What to do:
This exercise calls for the records to be repeated in full, exactly as written.

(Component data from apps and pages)
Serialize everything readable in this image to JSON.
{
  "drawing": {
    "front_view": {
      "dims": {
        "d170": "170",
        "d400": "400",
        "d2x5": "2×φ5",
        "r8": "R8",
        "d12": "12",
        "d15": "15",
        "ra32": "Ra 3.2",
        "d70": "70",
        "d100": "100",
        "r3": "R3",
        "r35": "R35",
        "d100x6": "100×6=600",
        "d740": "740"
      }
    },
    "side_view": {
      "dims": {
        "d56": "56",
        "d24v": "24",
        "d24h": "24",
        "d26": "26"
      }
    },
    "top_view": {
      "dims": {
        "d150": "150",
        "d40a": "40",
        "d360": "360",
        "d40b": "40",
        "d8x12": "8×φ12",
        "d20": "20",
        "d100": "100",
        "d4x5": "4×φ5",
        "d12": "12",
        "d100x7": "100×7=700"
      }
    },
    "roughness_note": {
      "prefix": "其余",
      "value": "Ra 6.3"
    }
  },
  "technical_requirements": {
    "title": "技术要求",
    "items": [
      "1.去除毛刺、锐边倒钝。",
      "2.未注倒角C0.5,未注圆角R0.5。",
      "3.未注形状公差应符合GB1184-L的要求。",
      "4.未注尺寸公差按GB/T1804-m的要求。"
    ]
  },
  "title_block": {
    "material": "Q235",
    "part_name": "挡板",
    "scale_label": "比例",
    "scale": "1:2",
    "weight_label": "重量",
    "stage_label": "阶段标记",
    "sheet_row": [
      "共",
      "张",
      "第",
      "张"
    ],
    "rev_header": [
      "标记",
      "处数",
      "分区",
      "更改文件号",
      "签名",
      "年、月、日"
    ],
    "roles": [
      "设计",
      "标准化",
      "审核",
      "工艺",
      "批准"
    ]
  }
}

Task response:
Serialize everything readable in this image to JSON.
{
  "drawing": {
    "front_view": {
      "dims": {
        "d170": "170",
        "d400": "400",
        "d2x5": "2×φ5",
        "r8": "R8",
        "d12": "12",
        "d15": "15",
        "ra32": "Ra 3.2",
        "d70": "70",
        "d100": "100",
        "r3": "R3",
        "r35": "R35",
        "d100x6": "100×6=600",
        "d740": "740"
      }
    },
    "side_view": {
      "dims": {
        "d56": "56",
        "d24v": "24",
        "d24h": "24",
        "d26": "26"
      }
    },
    "top_view": {
      "dims": {
        "d150": "150",
        "d40a": "40",
        "d360": "360",
        "d40b": "40",
        "d8x12": "8×φ12",
        "d20": "20",
        "d100": "100",
        "d4x5": "4×φ5",
        "d12": "12",
        "d100x7": "100×7=700"
      }
    },
    "roughness_note": {
      "prefix": "其余",
      "value": "Ra 6.3"
    }
  },
  "technical_requirements": {
    "title": "技术要求",
    "items": [
      "1.去除毛刺、锐边倒钝。",
      "2.未注倒角C0.5,未注圆角R0.5。",
      "3.未注形状公差应符合GB1184-L的要求。",
      "4.未注尺寸公差按GB/T1804-m的要求。"
    ]
  },
  "title_block": {
    "material": "Q235",
    "part_name": "挡板",
    "scale_label": "比例",
    "scale": "1:2",
    "weight_label": "重量",
    "stage_label": "阶段标记",
    "sheet_row": [
      "共",
      "张",
      "第",
      "张"
    ],
    "rev_header": [
      "标记",
      "处数",
      "分区",
      "更改文件号",
      "签名",
      "年、月、日"
    ],
    "roles": [
      "设计",
      "标准化",
      "审核",
      "工艺",
      "批准"
    ]
  }
}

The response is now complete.